Greentree Environmental Services President John Casey said when he entered into a contract with Purdue University in 2016, he hoped his business’ lead renovation, repair and painting refresher classes could be a leader in online certification training.
Two and a half years later, Casey’s Portage-based company is suing Purdue, claiming the university failed to deliver on its promise to help build the training website.
“They couldn't pull a website up or get it to work,” Casey said. “And they couldn’t explain why.”
Casey said he first contacted Purdue about a partnership in early 2016 after the U.S. Environmental Protection Agency changed its standards for the required lead renovation, repair and painting training, allowing professionals to seek recertification training online every other year rather than attending in-person classes.
He said he hoped to be among the first to offer the online module and sought the help of Purdue University Northwest to bring Greentree’s current in-person courses online.
“Anyone who thinks they’re going to contract with them thinks they’re safe, they’re not going to have problems,” Casey said. “It’s Purdue University.”
In June 2016, Greentree entered into a contract with Purdue’s Sponsored Program Services specifying that a Purdue University Northwest graduate student would work under a professor’s supervision to build a website by Aug. 20, 2016.
Several project extensions later, Casey said, the university has failed to provide a working website. His company is now suing for the $4,465 Greentree paid to Purdue on signing their initial contract.

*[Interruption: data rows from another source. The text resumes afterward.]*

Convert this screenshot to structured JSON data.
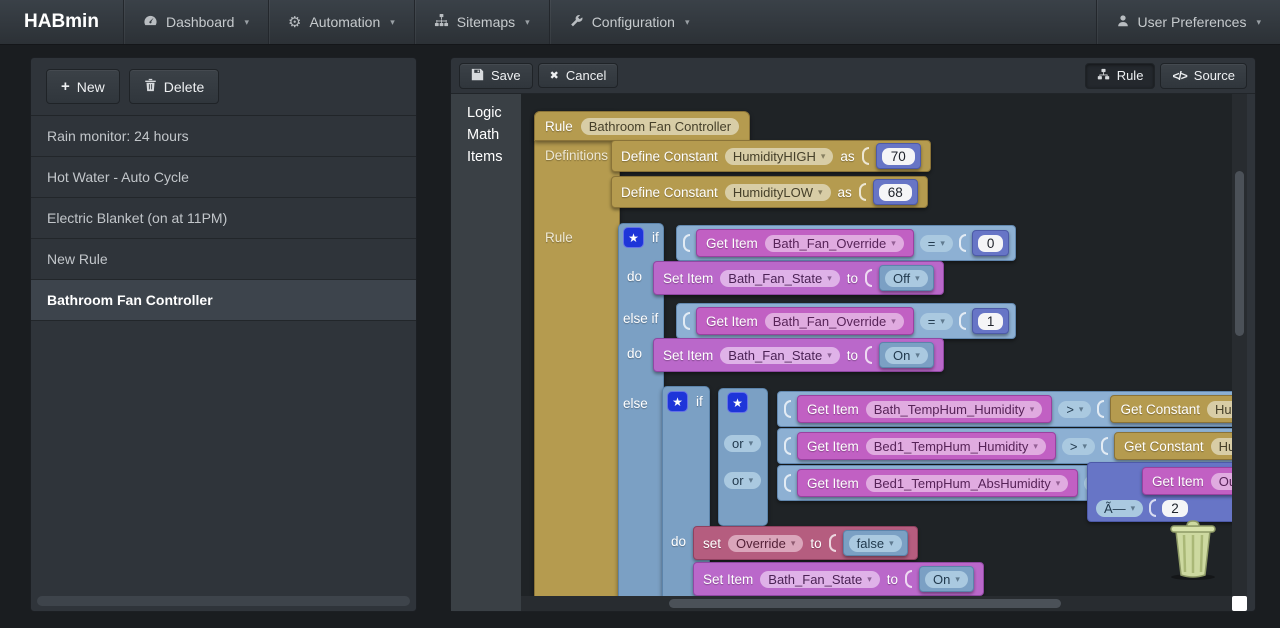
{
  "navbar": {
    "brand": "HABmin",
    "items": [
      {
        "label": "Dashboard",
        "icon": "dashboard-icon"
      },
      {
        "label": "Automation",
        "icon": "gears-icon"
      },
      {
        "label": "Sitemaps",
        "icon": "sitemap-icon"
      },
      {
        "label": "Configuration",
        "icon": "wrench-icon"
      }
    ],
    "user": "User Preferences"
  },
  "sidebar": {
    "new_label": "New",
    "delete_label": "Delete",
    "rules": [
      "Rain monitor: 24 hours",
      "Hot Water - Auto Cycle",
      "Electric Blanket (on at 11PM)",
      "New Rule",
      "Bathroom Fan Controller"
    ],
    "selected_rule": "Bathroom Fan Controller"
  },
  "toolbar": {
    "save": "Save",
    "cancel": "Cancel",
    "rule": "Rule",
    "source": "Source"
  },
  "palette": {
    "categories": [
      "Logic",
      "Math",
      "Items"
    ]
  },
  "icons": {
    "star": "★",
    "caret": "▾",
    "plus": "+",
    "cancel_glyph": "✖",
    "source_glyph": "</>"
  },
  "colors": {
    "block_tan": "#b59b4f",
    "block_blue": "#7ba0c4",
    "block_magenta": "#c160c3",
    "block_orchid": "#ba68ca",
    "block_rose": "#b55d7f",
    "block_indigo": "#6775c6",
    "workspace_bg": "#1f2326",
    "panel_bg": "#2f343a"
  },
  "workspace": {
    "rule": {
      "label": "Rule",
      "name": "Bathroom Fan Controller"
    },
    "definitions_label": "Definitions",
    "rule_section_label": "Rule",
    "defines": [
      {
        "label": "Define Constant",
        "name": "HumidityHIGH",
        "as": "as",
        "value": "70"
      },
      {
        "label": "Define Constant",
        "name": "HumidityLOW",
        "as": "as",
        "value": "68"
      }
    ],
    "kw": {
      "if": "if",
      "do": "do",
      "else_if": "else if",
      "else": "else",
      "or": "or"
    },
    "cond1": {
      "label": "Get Item",
      "item": "Bath_Fan_Override",
      "op": "=",
      "value": "0"
    },
    "action1": {
      "label": "Set Item",
      "item": "Bath_Fan_State",
      "to": "to",
      "value": "Off"
    },
    "cond2": {
      "label": "Get Item",
      "item": "Bath_Fan_Override",
      "op": "=",
      "value": "1"
    },
    "action2": {
      "label": "Set Item",
      "item": "Bath_Fan_State",
      "to": "to",
      "value": "On"
    },
    "or_rows": [
      {
        "label": "Get Item",
        "item": "Bath_TempHum_Humidity",
        "op": ">",
        "rhs_label": "Get Constant",
        "rhs": "HumidityHIGH"
      },
      {
        "label": "Get Item",
        "item": "Bed1_TempHum_Humidity",
        "op": ">",
        "rhs_label": "Get Constant",
        "rhs": "HumidityHIGH"
      },
      {
        "label": "Get Item",
        "item": "Bed1_TempHum_AbsHumidity",
        "op": ">"
      }
    ],
    "arith": {
      "label": "Get Item",
      "item": "Out",
      "op": "Ã—",
      "value": "2"
    },
    "set_var": {
      "label": "set",
      "name": "Override",
      "to": "to",
      "value": "false"
    },
    "action3": {
      "label": "Set Item",
      "item": "Bath_Fan_State",
      "to": "to",
      "value": "On"
    }
  }
}
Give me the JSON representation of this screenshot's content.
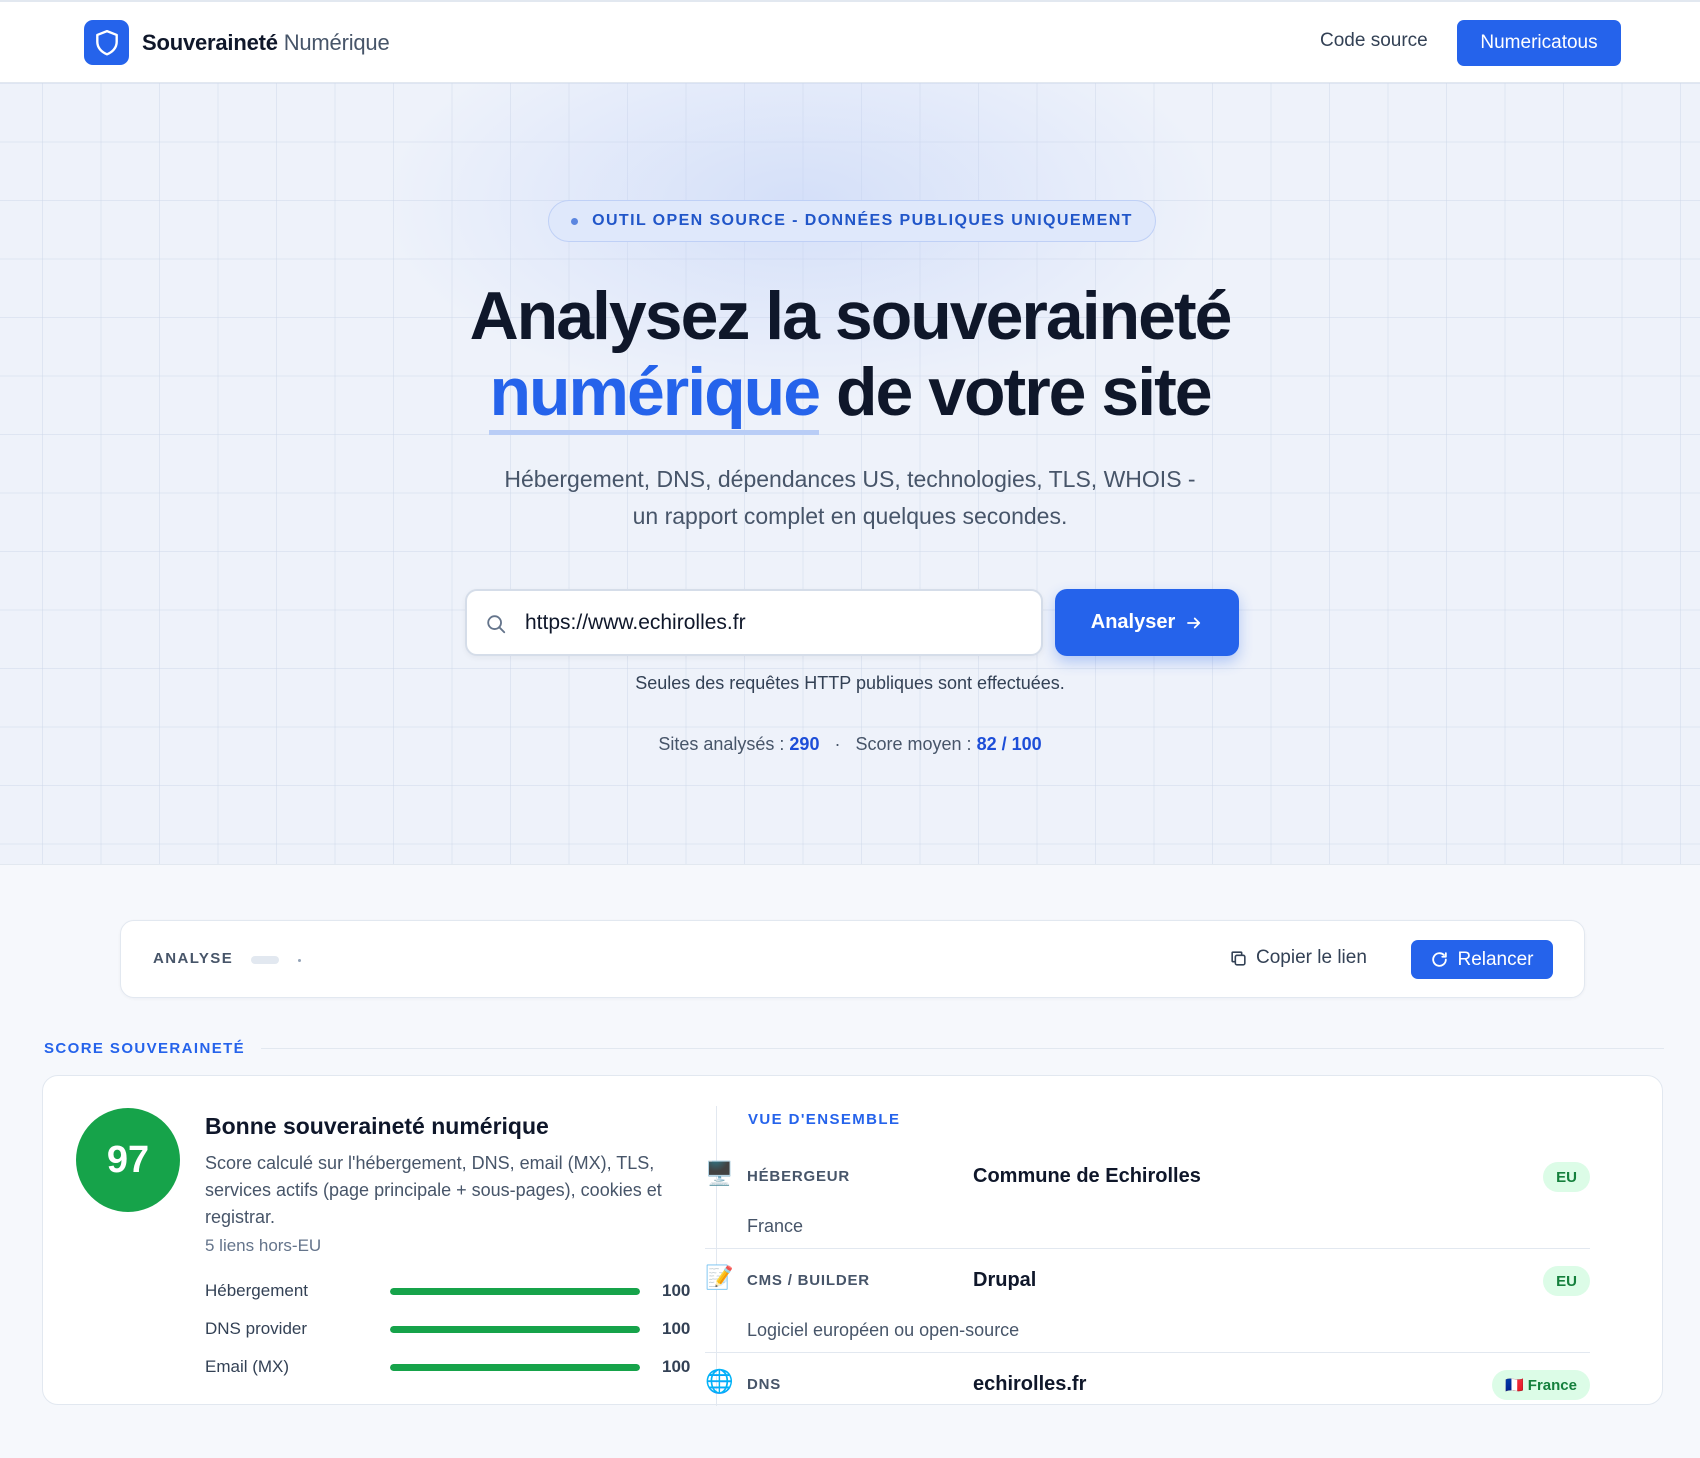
{
  "header": {
    "brand_strong": "Souveraineté",
    "brand_light": "Numérique",
    "nav_link": "Code source",
    "nav_button": "Numericatous"
  },
  "hero": {
    "pill": "OUTIL OPEN SOURCE - DONNÉES PUBLIQUES UNIQUEMENT",
    "title_line1": "Analysez la souveraineté",
    "title_accent": "numérique",
    "title_rest": "de votre site",
    "subtitle_line1": "Hébergement, DNS, dépendances US, technologies, TLS, WHOIS -",
    "subtitle_line2": "un rapport complet en quelques secondes.",
    "search_value": "https://www.echirolles.fr",
    "analyse_button": "Analyser",
    "note": "Seules des requêtes HTTP publiques sont effectuées.",
    "stats": {
      "sites_label": "Sites analysés :",
      "sites_value": "290",
      "separator": "·",
      "score_label": "Score moyen :",
      "score_value": "82 / 100"
    }
  },
  "analyse_bar": {
    "label": "ANALYSE",
    "copy_link": "Copier le lien",
    "relancer": "Relancer"
  },
  "score_section": {
    "label": "SCORE SOUVERAINETÉ",
    "score": "97",
    "title": "Bonne souveraineté numérique",
    "description": "Score calculé sur l'hébergement, DNS, email (MX), TLS, services actifs (page principale + sous-pages), cookies et registrar.",
    "hors_eu": "5 liens hors-EU",
    "bars": [
      {
        "label": "Hébergement",
        "value": "100",
        "fraction": 1.0
      },
      {
        "label": "DNS provider",
        "value": "100",
        "fraction": 1.0
      },
      {
        "label": "Email (MX)",
        "value": "100",
        "fraction": 1.0
      }
    ],
    "score_color": "#16a34a"
  },
  "overview": {
    "label": "VUE D'ENSEMBLE",
    "rows": [
      {
        "icon": "🖥️",
        "icon_name": "desktop-computer-icon",
        "key": "HÉBERGEUR",
        "value": "Commune de Echirolles",
        "sub": "France",
        "badge": "EU"
      },
      {
        "icon": "📝",
        "icon_name": "memo-icon",
        "key": "CMS / BUILDER",
        "value": "Drupal",
        "sub": "Logiciel européen ou open-source",
        "badge": "EU"
      },
      {
        "icon": "🌐",
        "icon_name": "globe-icon",
        "key": "DNS",
        "value": "echirolles.fr",
        "sub": "",
        "badge": "🇫🇷 France"
      }
    ]
  },
  "colors": {
    "accent": "#2563eb",
    "success": "#16a34a",
    "badge_bg": "#dcfce7"
  }
}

“I never thought Purdue would rip us off,” Casey said. “That’s why you go to Purdue.”
Spokesmen for Purdue University West Lafayette and Purdue University Northwest declined to comment, citing the pending litigation.
When the first contractually agreed upon completion date rolled around in August 2016, Casey said, the website was not operational, so Purdue sought a five-week extension. Casey said he could view and critique aspects of the website in production, but the Purdue team never offered a finished product that worked.
He said this continued over the course of about two years, with Purdue’s team verbally requesting “six or seven” extensions.
Emails between Greentree employees and Purdue representatives show ongoing dialogue between both parties over the nearly two-year period troubleshooting and addressing Greentree’s request for changes to website prototypes.
However, Casey said Greentree needed EPA-approval to begin offering the online course and every time he attempted to share the website, his contact at the EPA was unable to open the provided link.
In May, Casey said, the EPA told Greentree it would only attempt to review the website one more time, so rather than pursuing another extension with Purdue, Casey said he decided to ask for his company’s money back.
After a nearly two-year wait and still no finished project, Casey said his business lost its chance among the first lead renovation, repair and painting certification course providers.
Casey said his company was never asked to pay an additional fee after time was extended on the project, but said he feels Greentree has lost out on hundreds of thousands of dollars in course fees the business could have profited from had Purdue finished the project on time.
“We’re a small business. We can’t afford to take this kind of loss,” Casey said. “I’m just dumbfounded.”